Task to carry out » All of the data is to be set down again without any alteration.

The data »

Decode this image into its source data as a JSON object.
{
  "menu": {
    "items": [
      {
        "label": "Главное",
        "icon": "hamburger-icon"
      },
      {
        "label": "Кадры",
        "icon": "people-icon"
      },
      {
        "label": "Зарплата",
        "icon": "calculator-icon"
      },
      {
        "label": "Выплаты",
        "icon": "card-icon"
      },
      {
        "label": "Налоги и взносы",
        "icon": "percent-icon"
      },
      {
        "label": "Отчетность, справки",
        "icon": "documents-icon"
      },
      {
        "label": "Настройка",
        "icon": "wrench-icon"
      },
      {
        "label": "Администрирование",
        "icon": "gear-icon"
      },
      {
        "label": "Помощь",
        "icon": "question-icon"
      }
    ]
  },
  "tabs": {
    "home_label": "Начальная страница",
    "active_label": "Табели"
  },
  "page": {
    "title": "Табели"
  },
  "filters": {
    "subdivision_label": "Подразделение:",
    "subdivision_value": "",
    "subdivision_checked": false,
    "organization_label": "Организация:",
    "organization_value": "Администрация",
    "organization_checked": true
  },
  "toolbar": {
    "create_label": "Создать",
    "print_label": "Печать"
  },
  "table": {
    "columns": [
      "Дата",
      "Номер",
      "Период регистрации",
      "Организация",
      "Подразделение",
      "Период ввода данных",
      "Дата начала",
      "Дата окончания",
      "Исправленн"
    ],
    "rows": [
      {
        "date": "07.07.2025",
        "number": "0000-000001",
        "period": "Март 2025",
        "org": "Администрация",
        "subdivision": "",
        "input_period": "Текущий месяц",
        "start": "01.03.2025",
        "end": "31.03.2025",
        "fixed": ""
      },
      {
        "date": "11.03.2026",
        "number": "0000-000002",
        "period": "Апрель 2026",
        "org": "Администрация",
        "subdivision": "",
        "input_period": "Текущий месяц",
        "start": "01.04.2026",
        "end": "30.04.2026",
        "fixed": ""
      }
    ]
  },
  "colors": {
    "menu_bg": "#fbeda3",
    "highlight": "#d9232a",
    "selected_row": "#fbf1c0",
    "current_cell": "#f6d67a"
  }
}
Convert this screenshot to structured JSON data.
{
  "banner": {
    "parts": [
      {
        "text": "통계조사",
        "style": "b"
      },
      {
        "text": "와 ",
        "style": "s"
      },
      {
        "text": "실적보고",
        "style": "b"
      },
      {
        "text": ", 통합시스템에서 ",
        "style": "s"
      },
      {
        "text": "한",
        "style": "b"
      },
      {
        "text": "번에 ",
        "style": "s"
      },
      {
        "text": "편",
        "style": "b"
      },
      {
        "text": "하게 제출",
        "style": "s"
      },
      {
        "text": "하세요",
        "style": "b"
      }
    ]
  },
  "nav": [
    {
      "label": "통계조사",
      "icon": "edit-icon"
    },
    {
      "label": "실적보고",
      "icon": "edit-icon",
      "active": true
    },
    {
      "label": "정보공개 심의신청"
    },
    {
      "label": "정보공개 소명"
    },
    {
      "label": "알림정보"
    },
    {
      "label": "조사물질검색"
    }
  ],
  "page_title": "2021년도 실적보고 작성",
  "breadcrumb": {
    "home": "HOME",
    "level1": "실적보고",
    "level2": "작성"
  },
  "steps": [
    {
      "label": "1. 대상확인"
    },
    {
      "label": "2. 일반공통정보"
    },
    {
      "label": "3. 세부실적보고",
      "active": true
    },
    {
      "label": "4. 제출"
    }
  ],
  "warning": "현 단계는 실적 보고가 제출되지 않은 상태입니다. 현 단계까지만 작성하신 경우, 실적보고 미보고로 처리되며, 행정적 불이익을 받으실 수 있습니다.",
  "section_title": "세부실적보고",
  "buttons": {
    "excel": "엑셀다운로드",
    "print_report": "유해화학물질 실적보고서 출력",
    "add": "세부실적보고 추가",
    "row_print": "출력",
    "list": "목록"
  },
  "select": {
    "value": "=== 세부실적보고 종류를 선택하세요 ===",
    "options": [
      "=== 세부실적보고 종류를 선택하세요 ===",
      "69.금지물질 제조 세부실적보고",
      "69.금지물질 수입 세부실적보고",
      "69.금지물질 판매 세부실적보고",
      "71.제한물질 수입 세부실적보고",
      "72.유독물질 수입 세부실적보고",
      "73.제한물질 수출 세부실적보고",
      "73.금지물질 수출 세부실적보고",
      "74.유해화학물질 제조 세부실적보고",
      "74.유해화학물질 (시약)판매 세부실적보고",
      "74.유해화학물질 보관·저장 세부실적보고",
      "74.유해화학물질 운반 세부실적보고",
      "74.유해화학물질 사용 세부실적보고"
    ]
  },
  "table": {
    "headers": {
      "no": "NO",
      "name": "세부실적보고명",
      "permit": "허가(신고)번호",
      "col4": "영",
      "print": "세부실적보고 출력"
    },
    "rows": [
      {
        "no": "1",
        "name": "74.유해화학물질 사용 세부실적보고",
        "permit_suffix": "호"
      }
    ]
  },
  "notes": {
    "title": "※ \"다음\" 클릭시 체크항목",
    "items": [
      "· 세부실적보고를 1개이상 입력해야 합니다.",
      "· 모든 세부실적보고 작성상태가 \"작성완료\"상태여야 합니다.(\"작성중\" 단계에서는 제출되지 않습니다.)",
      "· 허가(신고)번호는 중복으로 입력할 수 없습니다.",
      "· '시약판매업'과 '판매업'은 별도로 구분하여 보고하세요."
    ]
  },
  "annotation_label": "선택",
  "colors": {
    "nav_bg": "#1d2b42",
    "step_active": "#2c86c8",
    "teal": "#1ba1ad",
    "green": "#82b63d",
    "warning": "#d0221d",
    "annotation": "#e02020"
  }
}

Written answer »
Decode this image into its source data as a JSON object.
{
  "menu": {
    "items": [
      {
        "label": "Главное",
        "icon": "hamburger-icon"
      },
      {
        "label": "Кадры",
        "icon": "people-icon"
      },
      {
        "label": "Зарплата",
        "icon": "calculator-icon"
      },
      {
        "label": "Выплаты",
        "icon": "card-icon"
      },
      {
        "label": "Налоги и взносы",
        "icon": "percent-icon"
      },
      {
        "label": "Отчетность, справки",
        "icon": "documents-icon"
      },
      {
        "label": "Настройка",
        "icon": "wrench-icon"
      },
      {
        "label": "Администрирование",
        "icon": "gear-icon"
      },
      {
        "label": "Помощь",
        "icon": "question-icon"
      }
    ]
  },
  "tabs": {
    "home_label": "Начальная страница",
    "active_label": "Табели"
  },
  "page": {
    "title": "Табели"
  },
  "filters": {
    "subdivision_label": "Подразделение:",
    "subdivision_value": "",
    "subdivision_checked": false,
    "organization_label": "Организация:",
    "organization_value": "Администрация",
    "organization_checked": true
  },
  "toolbar": {
    "create_label": "Создать",
    "print_label": "Печать"
  },
  "table": {
    "columns": [
      "Дата",
      "Номер",
      "Период регистрации",
      "Организация",
      "Подразделение",
      "Период ввода данных",
      "Дата начала",
      "Дата окончания",
      "Исправленн"
    ],
    "rows": [
      {
        "date": "07.07.2025",
        "number": "0000-000001",
        "period": "Март 2025",
        "org": "Администрация",
        "subdivision": "",
        "input_period": "Текущий месяц",
        "start": "01.03.2025",
        "end": "31.03.2025",
        "fixed": ""
      },
      {
        "date": "11.03.2026",
        "number": "0000-000002",
        "period": "Апрель 2026",
        "org": "Администрация",
        "subdivision": "",
        "input_period": "Текущий месяц",
        "start": "01.04.2026",
        "end": "30.04.2026",
        "fixed": ""
      }
    ]
  },
  "colors": {
    "menu_bg": "#fbeda3",
    "highlight": "#d9232a",
    "selected_row": "#fbf1c0",
    "current_cell": "#f6d67a"
  }
}
Convert this screenshot to structured JSON data.
{
  "banner": {
    "parts": [
      {
        "text": "통계조사",
        "style": "b"
      },
      {
        "text": "와 ",
        "style": "s"
      },
      {
        "text": "실적보고",
        "style": "b"
      },
      {
        "text": ", 통합시스템에서 ",
        "style": "s"
      },
      {
        "text": "한",
        "style": "b"
      },
      {
        "text": "번에 ",
        "style": "s"
      },
      {
        "text": "편",
        "style": "b"
      },
      {
        "text": "하게 제출",
        "style": "s"
      },
      {
        "text": "하세요",
        "style": "b"
      }
    ]
  },
  "nav": [
    {
      "label": "통계조사",
      "icon": "edit-icon"
    },
    {
      "label": "실적보고",
      "icon": "edit-icon",
      "active": true
    },
    {
      "label": "정보공개 심의신청"
    },
    {
      "label": "정보공개 소명"
    },
    {
      "label": "알림정보"
    },
    {
      "label": "조사물질검색"
    }
  ],
  "page_title": "2021년도 실적보고 작성",
  "breadcrumb": {
    "home": "HOME",
    "level1": "실적보고",
    "level2": "작성"
  },
  "steps": [
    {
      "label": "1. 대상확인"
    },
    {
      "label": "2. 일반공통정보"
    },
    {
      "label": "3. 세부실적보고",
      "active": true
    },
    {
      "label": "4. 제출"
    }
  ],
  "warning": "현 단계는 실적 보고가 제출되지 않은 상태입니다. 현 단계까지만 작성하신 경우, 실적보고 미보고로 처리되며, 행정적 불이익을 받으실 수 있습니다.",
  "section_title": "세부실적보고",
  "buttons": {
    "excel": "엑셀다운로드",
    "print_report": "유해화학물질 실적보고서 출력",
    "add": "세부실적보고 추가",
    "row_print": "출력",
    "list": "목록"
  },
  "select": {
    "value": "=== 세부실적보고 종류를 선택하세요 ===",
    "options": [
      "=== 세부실적보고 종류를 선택하세요 ===",
      "69.금지물질 제조 세부실적보고",
      "69.금지물질 수입 세부실적보고",
      "69.금지물질 판매 세부실적보고",
      "71.제한물질 수입 세부실적보고",
      "72.유독물질 수입 세부실적보고",
      "73.제한물질 수출 세부실적보고",
      "73.금지물질 수출 세부실적보고",
      "74.유해화학물질 제조 세부실적보고",
      "74.유해화학물질 (시약)판매 세부실적보고",
      "74.유해화학물질 보관·저장 세부실적보고",
      "74.유해화학물질 운반 세부실적보고",
      "74.유해화학물질 사용 세부실적보고"
    ]
  },
  "table": {
    "headers": {
      "no": "NO",
      "name": "세부실적보고명",
      "permit": "허가(신고)번호",
      "col4": "영",
      "print": "세부실적보고 출력"
    },
    "rows": [
      {
        "no": "1",
        "name": "74.유해화학물질 사용 세부실적보고",
        "permit_suffix": "호"
      }
    ]
  },
  "notes": {
    "title": "※ \"다음\" 클릭시 체크항목",
    "items": [
      "· 세부실적보고를 1개이상 입력해야 합니다.",
      "· 모든 세부실적보고 작성상태가 \"작성완료\"상태여야 합니다.(\"작성중\" 단계에서는 제출되지 않습니다.)",
      "· 허가(신고)번호는 중복으로 입력할 수 없습니다.",
      "· '시약판매업'과 '판매업'은 별도로 구분하여 보고하세요."
    ]
  },
  "annotation_label": "선택",
  "colors": {
    "nav_bg": "#1d2b42",
    "step_active": "#2c86c8",
    "teal": "#1ba1ad",
    "green": "#82b63d",
    "warning": "#d0221d",
    "annotation": "#e02020"
  }
}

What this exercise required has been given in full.